The official Nalaikh coal mine was opened in 1952 and at that time estimates were that the deposits held over 60 million tons of coal. The mine was closed in 1992 because there was an explosion that killed 21 miners. Before it was closed, daily output was 800,000-1 million tons of coal per day. There are now groups of miners who continue working in the area informally and illegally.

We visited three mineshafts situated next to the remains of the old mining building. There were some miners there and we explained the purpose of our visit to them, saying that we wanted to extract coal and see how they work. The miners agreed to help us and suggested visiting the western shaft, however we instead chose one of the other holes, as they are not quite so steep. They told me that they do this illegal work in order to make a living, as they have no other way to sustain themselves.

One man named Zoljargal lead us and we entered the mineshaft. We were feeling our way down the shaft, which had no steps and was a slope of almost 75 degrees. The shaft was about two meters high by 1.4 meters. We felt our way along the shaft using a steel cable that was attached to a stake outside the mouth of the shaft. I couldn’t see anything and after much difficulty we arrived at a level shaft. We weren’t wearing safety helmets and had no light. Zoljargal called a man who then appeared from the darkness and showed us the way with a lamp on his helmet. At one place the shaft was only one meter high and we had to crouch for about ten meters to get through. The wall of the shaft was brilliant black coal and the roof of the shaft seemed to be made of dust. There were a lot of other shafts branching off from the one we followed.

At the place where we stopped, there were three men working. Erdenetuya and I tried to mine some coal – our aim being to fill a trough that is normally used to transport the coal along the shafts. The trough measured about 120 centimeters long, 70 centimeters wide and 50 centimeters deep. It took us about 30 minutes to fill the trough, with the aid of the other three men. They told us that it usually takes just 15 minutes to fill a trough and they can send out two troughs of coal in 30 minutes.

The men leave the mine only three times a day, to eat and smoke. They explained that it is dangerous to smoke inside the mine. Erdenetuya and I were unable to transport the trough up to the mouth of the shaft and instead followed behind the three men. Getting out of the shaft was more difficult than getting in. Although I consider myself a sportsman I felt suffocated inside the shaft and it took me a long time to catch my breath. We rested for several minutes and started to work again. The next job was to separate coal we had extracted. The small pieces of coal are as valuable as the larger pieces, as they are used in smaller stoves and boilers.

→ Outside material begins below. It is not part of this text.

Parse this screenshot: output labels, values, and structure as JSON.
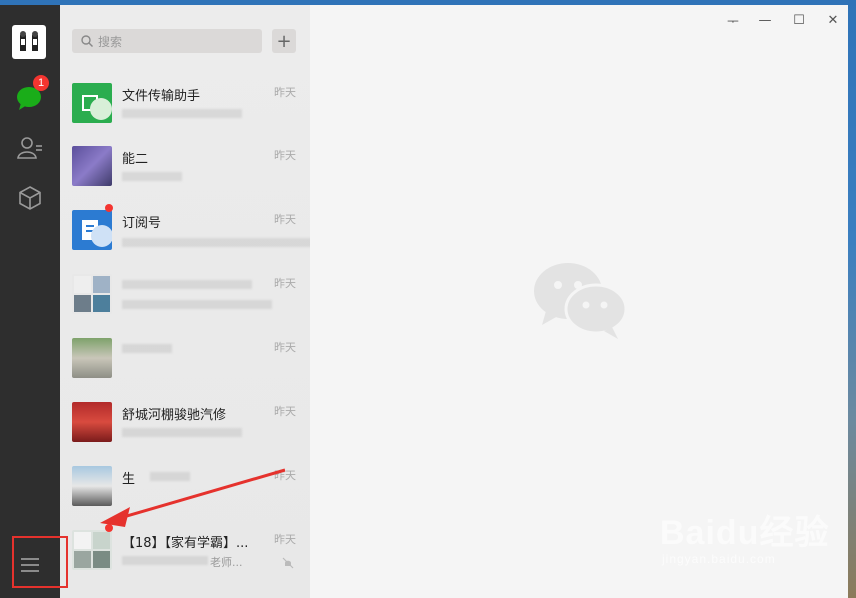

We the carried coal to back of the truck, a Russian maade ZIL-130. Five-tons of small-sized of coal can be sold for Tg 20,000 and fills the back of a truck. It takes eight troughs of coal from the mine to fill a truck. 150 sacks of larger-sized coal can also fill a truck and can be sold for Tg85,000. The miners pay landowners Tg10,000 per day to use the mineshafts. They also sometimes have to rent a tractor to pull the troughs through the shafts, costing Tg800 per trough. They also spend money to feed themselves have to pay some other illegal ‘taxes’. After paying for all the costs, each miner takes home about Tg5,000 per day.

The miners work in very dangerous conditions. The shaft where we tried mining is 31 meters deep and the miners work there without any protection. I saw that dust often falls from the roof of the shaft and felt that it could collapse at any time.

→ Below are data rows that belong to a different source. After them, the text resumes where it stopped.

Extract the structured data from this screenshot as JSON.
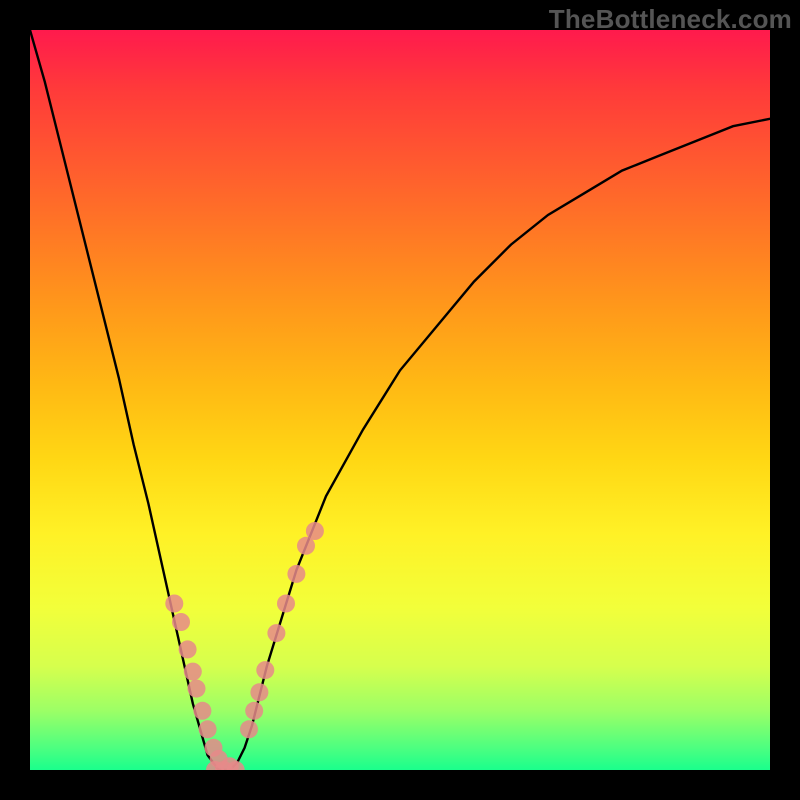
{
  "watermark": "TheBottleneck.com",
  "chart_data": {
    "type": "line",
    "title": "",
    "xlabel": "",
    "ylabel": "",
    "xlim": [
      0,
      1
    ],
    "ylim": [
      0,
      1
    ],
    "x": [
      0.0,
      0.02,
      0.04,
      0.06,
      0.08,
      0.1,
      0.12,
      0.14,
      0.16,
      0.18,
      0.2,
      0.22,
      0.24,
      0.255,
      0.27,
      0.28,
      0.29,
      0.3,
      0.32,
      0.36,
      0.4,
      0.45,
      0.5,
      0.55,
      0.6,
      0.65,
      0.7,
      0.75,
      0.8,
      0.85,
      0.9,
      0.95,
      1.0
    ],
    "values": [
      1.0,
      0.93,
      0.85,
      0.77,
      0.69,
      0.61,
      0.53,
      0.44,
      0.36,
      0.27,
      0.18,
      0.09,
      0.02,
      0.0,
      0.0,
      0.01,
      0.03,
      0.06,
      0.14,
      0.27,
      0.37,
      0.46,
      0.54,
      0.6,
      0.66,
      0.71,
      0.75,
      0.78,
      0.81,
      0.83,
      0.85,
      0.87,
      0.88
    ],
    "series": [
      {
        "name": "left-branch-dots",
        "x": [
          0.195,
          0.204,
          0.213,
          0.22,
          0.225,
          0.233,
          0.24,
          0.248,
          0.255,
          0.27
        ],
        "values": [
          0.225,
          0.2,
          0.163,
          0.133,
          0.11,
          0.08,
          0.055,
          0.03,
          0.015,
          0.005
        ]
      },
      {
        "name": "bottom-dots",
        "x": [
          0.25,
          0.262,
          0.278
        ],
        "values": [
          0.0,
          0.0,
          0.0
        ]
      },
      {
        "name": "right-branch-dots",
        "x": [
          0.296,
          0.303,
          0.31,
          0.318,
          0.333,
          0.346,
          0.36,
          0.373,
          0.385
        ],
        "values": [
          0.055,
          0.08,
          0.105,
          0.135,
          0.185,
          0.225,
          0.265,
          0.303,
          0.323
        ]
      }
    ],
    "background_gradient": {
      "top": "#ff1a4d",
      "bottom": "#1aff8c"
    }
  }
}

We also visited another mine 3 or 4 kilometers away. This was more developed, but we were not allowed to enter the mine or take photos. The miners told us that this mine is 150 meters deep. Miners said that safety is better is this mine and a log is kept of accidents.